(DATA UNDER STUDY):
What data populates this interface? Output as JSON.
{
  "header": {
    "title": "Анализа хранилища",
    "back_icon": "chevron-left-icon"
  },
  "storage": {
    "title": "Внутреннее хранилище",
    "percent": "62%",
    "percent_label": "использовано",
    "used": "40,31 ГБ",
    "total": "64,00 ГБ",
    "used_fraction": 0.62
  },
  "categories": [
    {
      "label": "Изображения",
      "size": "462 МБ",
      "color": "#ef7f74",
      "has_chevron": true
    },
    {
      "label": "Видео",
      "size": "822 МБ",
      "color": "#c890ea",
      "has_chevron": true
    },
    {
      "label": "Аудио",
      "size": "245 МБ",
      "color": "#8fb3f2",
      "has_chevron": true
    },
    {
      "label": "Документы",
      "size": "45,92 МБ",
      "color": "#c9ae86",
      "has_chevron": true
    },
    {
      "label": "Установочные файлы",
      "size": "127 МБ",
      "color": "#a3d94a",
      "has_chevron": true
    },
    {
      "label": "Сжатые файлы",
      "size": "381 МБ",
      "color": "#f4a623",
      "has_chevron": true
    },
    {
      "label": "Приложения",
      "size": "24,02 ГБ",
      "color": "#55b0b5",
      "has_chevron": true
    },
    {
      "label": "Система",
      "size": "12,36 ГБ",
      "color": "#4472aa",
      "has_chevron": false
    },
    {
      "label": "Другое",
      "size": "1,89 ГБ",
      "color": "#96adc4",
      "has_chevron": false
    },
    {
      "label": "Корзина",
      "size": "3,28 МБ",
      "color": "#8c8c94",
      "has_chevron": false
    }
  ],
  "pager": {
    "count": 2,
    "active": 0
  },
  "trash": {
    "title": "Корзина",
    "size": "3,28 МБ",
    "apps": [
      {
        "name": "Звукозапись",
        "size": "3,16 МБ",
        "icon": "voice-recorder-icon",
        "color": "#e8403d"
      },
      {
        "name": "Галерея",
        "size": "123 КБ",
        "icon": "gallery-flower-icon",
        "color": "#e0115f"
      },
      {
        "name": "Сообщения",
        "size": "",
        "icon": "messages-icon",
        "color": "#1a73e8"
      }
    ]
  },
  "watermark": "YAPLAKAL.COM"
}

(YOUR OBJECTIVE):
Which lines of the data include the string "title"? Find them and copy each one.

(SOLUTION TO THIS EXERCISE):
    "title": "Анализа хранилища",
    "title": "Внутреннее хранилище",
    "title": "Корзина",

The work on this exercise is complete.